A call or text message from a friend will interrupt the flow of your work. It is not always easy to get back to where you were if that happens.
Also, a call or text may distract you by getting you thinking about something not related to your schoolwork.
If you have serious trouble getting distracted by your devices, you can turn off your cell phone during your study sessions, to better focus on work.
9) Work with A Study Group on Difficult Assignments
One or more students in your group may understand something you do not.
Working with other students can encourage you and make studying fun.
Limit the study group to three to five members.
You may find that discussing the material with others helps you remember it better.
Similarly, if you can explain the topic to your friends, in your own words, and they can understand it, it’s a good sign of your understanding of the material.
10) Review Your Schoolwork Over the Weekend
Weekends should be fun, you might be thinking miserably.
But there are 48 hours in a weekend.
Devoting one or two of these hours to reviewing your schoolwork will not interfere with your fun.
By doing some review, you will be ready for the next school week.
Learning consistently over time builds better long-term knowledge and memory, rather than cramming before the day of the test.
We call this process chunking – learning a chunk of information, consolidating your understanding of it, and then building another piece on top.
By doing this, you build a sounder foundation for knowledge and a better understanding of the material.
Let’s think about it like this – chunking is like building a high-rise, laying the cement foundation, waiting for it to set, then making each floor brick by brick.
Trying to memorize everything all once in a short amount of time is like building a house of cards – it can topple over far too easily.
School is where we establish many of the learning strategies and habits we carry on later into our lives.
How we do in school also plays a part in determining which college we go to, the careers we can get, etc.
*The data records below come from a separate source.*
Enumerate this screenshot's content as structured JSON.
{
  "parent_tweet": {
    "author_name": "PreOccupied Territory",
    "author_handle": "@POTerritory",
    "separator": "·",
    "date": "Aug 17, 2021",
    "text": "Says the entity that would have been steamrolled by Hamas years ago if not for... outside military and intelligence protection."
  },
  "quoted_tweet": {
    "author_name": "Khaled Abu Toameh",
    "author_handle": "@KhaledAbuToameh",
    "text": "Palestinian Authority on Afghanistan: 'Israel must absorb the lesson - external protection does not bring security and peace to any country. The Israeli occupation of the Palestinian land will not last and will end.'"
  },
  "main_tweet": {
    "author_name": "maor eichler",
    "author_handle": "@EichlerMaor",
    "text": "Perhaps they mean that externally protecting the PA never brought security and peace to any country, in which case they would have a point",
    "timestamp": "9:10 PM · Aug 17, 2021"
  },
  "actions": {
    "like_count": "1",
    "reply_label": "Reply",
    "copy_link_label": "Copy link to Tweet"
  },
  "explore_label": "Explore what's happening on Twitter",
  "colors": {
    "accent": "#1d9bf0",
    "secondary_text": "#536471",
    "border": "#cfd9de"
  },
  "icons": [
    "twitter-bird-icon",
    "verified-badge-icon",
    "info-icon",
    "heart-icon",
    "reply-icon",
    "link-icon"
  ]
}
With these study tips for students in grades 4 to 12, school kids can find the best ways of maximizing their time and efforts to perform better in school and develop lifelong learning skills.
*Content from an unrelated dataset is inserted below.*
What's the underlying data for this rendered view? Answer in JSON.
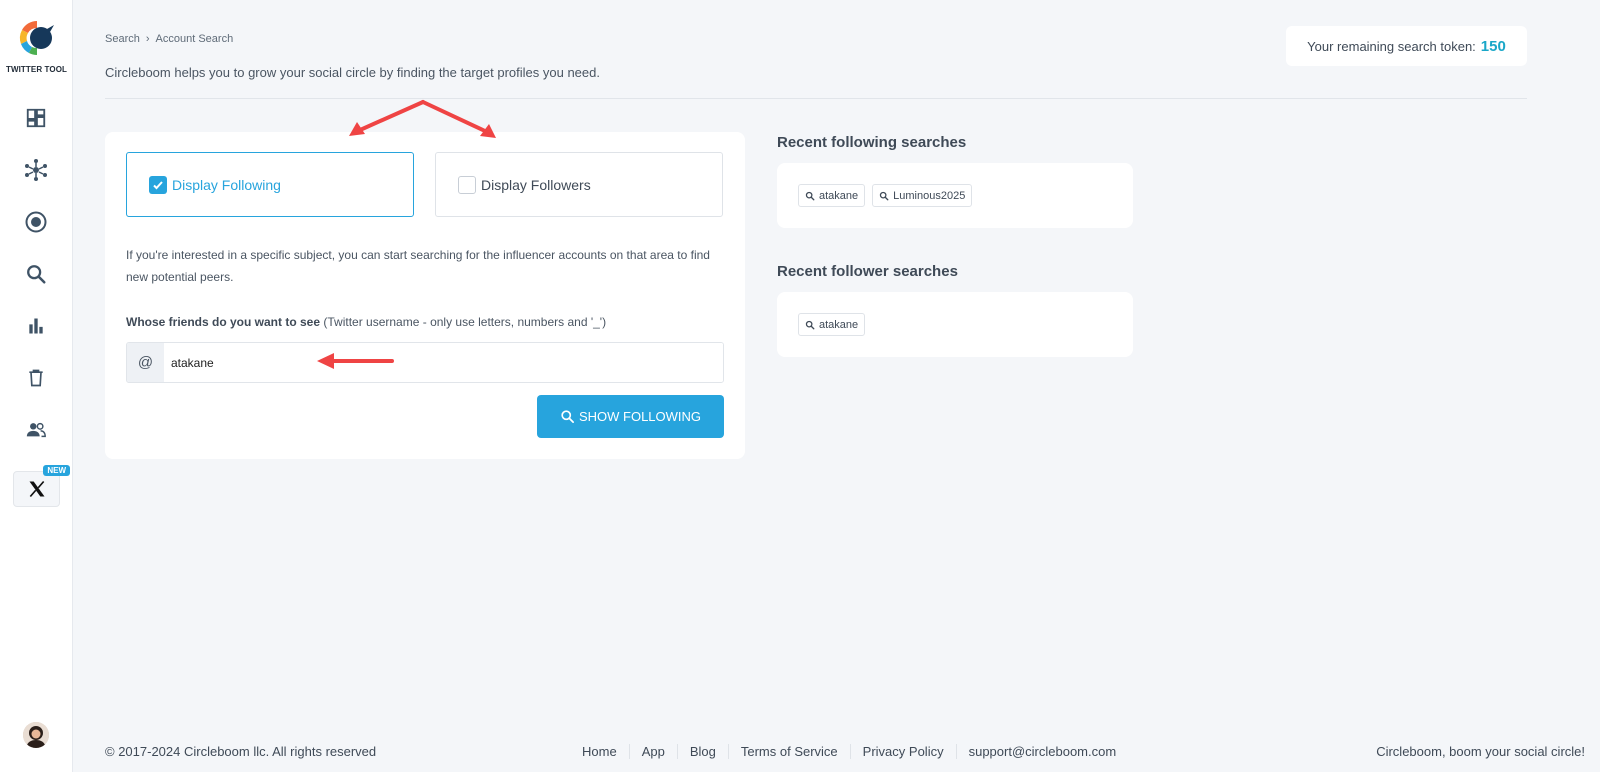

Which of these 10 ways in which students in grades 4 – 12 can study best did YOU find helpful?
Which are you thinking of trying out first?
Drop a line, I would love to hear back from you.
He is the founder of How-To-Study.com and has authored numerous textbooks and instructional programs for major publishers in the areas of study skills, reading, writing, and learning disabilities. On Dr. Strickhart’s website you will find a great deal of free study skills information. At this site you can learn more about Dr. Strichart and the study skills curriculums he has developed, which are used throughout the United States, Canada, and many other parts of the world. Having specialized in study skills for the past fifteen years,
Dr. Strichart is a recognized expert in best study tips for students in grades 4-12.
[ Updated – October 5, 2020 ]